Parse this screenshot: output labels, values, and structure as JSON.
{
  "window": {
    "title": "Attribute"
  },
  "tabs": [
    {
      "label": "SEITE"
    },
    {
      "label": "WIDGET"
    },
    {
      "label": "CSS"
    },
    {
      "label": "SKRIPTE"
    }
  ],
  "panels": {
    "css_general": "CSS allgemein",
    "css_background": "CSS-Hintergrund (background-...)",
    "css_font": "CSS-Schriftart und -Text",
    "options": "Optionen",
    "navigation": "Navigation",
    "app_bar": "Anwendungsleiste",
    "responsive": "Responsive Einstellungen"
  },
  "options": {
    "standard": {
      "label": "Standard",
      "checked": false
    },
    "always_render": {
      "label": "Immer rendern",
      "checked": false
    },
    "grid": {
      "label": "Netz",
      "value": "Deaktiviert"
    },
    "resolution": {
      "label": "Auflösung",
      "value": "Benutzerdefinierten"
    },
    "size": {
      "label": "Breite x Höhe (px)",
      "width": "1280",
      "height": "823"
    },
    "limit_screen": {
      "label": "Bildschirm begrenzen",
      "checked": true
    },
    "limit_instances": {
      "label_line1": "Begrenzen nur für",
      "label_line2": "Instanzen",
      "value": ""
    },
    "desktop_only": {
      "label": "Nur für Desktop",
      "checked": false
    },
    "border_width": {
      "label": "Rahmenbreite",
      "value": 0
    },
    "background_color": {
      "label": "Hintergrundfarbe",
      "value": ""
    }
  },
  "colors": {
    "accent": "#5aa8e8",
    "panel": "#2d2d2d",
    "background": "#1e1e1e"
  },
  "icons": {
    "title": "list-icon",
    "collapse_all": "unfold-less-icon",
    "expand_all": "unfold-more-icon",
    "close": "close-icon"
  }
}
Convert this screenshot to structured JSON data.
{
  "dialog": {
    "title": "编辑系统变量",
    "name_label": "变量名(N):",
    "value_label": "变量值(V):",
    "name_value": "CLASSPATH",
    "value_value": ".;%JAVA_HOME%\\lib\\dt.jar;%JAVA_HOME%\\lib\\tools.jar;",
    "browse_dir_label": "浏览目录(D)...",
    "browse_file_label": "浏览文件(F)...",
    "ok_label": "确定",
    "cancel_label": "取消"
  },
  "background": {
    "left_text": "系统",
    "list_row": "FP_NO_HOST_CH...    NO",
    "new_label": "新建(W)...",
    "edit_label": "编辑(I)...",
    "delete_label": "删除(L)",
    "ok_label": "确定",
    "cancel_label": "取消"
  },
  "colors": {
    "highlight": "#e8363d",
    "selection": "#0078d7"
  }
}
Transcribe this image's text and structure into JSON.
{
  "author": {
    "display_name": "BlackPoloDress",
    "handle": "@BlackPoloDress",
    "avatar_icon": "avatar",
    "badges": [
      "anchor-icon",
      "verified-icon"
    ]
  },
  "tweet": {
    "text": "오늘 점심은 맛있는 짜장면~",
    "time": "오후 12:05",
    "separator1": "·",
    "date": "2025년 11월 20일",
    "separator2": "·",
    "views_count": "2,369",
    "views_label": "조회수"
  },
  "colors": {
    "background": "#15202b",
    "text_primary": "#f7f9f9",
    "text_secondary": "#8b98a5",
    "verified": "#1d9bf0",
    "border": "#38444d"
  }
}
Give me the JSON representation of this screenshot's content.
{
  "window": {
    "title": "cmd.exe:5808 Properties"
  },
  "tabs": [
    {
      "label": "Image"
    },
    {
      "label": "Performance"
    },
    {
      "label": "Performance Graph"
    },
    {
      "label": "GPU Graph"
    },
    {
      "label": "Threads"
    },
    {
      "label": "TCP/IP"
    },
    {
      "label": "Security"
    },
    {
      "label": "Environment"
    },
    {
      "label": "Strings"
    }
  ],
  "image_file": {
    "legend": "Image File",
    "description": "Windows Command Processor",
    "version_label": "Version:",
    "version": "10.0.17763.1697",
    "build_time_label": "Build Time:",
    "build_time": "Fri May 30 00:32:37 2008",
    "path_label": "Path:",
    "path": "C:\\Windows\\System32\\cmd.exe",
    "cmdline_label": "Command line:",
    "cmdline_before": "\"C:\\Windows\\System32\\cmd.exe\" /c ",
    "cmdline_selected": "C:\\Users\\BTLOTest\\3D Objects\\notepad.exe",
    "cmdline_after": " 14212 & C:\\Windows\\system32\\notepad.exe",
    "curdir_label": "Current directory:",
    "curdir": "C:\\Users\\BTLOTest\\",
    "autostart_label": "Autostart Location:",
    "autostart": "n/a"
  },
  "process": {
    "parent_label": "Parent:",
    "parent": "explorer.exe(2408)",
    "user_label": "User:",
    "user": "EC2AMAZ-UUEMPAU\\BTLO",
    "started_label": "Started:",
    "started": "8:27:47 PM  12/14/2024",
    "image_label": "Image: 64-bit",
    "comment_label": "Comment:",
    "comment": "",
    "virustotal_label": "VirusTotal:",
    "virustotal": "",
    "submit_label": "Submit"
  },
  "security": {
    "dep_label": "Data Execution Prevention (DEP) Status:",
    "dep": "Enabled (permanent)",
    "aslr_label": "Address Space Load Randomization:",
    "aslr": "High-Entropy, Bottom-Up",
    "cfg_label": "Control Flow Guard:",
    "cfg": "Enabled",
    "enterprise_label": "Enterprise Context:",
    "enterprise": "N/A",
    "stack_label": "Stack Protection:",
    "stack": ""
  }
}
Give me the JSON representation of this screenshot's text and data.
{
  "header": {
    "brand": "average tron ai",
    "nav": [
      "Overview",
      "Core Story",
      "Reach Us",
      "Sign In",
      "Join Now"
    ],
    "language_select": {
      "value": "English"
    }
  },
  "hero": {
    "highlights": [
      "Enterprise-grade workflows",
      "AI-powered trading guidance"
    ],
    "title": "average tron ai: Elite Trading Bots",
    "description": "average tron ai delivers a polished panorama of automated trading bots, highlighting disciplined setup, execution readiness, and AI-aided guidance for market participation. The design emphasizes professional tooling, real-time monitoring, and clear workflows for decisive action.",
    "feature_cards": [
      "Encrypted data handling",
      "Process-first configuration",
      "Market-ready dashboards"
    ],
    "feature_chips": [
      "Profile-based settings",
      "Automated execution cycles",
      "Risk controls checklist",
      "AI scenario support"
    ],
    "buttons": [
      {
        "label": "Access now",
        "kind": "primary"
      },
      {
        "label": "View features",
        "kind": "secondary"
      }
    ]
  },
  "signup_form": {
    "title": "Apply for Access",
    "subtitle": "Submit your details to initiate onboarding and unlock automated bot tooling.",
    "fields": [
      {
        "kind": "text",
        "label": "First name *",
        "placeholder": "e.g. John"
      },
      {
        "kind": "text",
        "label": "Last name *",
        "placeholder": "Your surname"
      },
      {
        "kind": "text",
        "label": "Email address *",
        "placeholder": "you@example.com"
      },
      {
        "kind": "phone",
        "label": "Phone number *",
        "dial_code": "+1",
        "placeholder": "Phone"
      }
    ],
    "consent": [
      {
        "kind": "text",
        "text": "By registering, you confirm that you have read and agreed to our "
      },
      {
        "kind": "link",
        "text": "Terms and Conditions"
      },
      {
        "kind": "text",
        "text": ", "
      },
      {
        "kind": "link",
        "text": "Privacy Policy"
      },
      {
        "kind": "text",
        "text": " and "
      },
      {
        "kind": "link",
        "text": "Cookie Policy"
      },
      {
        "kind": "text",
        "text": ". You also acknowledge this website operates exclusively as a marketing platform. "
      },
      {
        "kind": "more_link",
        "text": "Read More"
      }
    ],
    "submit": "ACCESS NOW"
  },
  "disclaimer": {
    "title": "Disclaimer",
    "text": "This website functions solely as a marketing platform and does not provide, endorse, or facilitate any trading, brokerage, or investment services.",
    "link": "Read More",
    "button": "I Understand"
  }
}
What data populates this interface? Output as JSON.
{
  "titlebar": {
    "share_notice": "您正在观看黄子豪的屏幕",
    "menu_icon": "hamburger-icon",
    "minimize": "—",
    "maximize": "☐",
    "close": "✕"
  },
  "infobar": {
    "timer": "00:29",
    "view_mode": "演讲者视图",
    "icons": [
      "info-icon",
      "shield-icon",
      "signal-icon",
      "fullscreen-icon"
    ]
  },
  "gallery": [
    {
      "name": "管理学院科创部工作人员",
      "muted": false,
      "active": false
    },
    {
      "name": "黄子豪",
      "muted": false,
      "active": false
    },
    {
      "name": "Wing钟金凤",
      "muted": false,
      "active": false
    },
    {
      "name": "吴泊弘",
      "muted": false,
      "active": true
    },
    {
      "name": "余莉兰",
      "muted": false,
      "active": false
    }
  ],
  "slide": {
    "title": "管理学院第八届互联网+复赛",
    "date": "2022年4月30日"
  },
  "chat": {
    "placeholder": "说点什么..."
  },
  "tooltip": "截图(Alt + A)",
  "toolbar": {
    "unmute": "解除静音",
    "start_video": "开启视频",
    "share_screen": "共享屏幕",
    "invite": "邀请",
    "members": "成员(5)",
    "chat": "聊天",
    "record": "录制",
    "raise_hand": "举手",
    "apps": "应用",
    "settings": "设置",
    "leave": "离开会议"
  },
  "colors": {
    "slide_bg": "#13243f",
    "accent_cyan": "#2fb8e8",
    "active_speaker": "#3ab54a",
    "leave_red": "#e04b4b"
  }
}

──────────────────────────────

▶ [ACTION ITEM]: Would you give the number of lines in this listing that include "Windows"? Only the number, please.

▶ [WRITTEN RESPONSE]: 4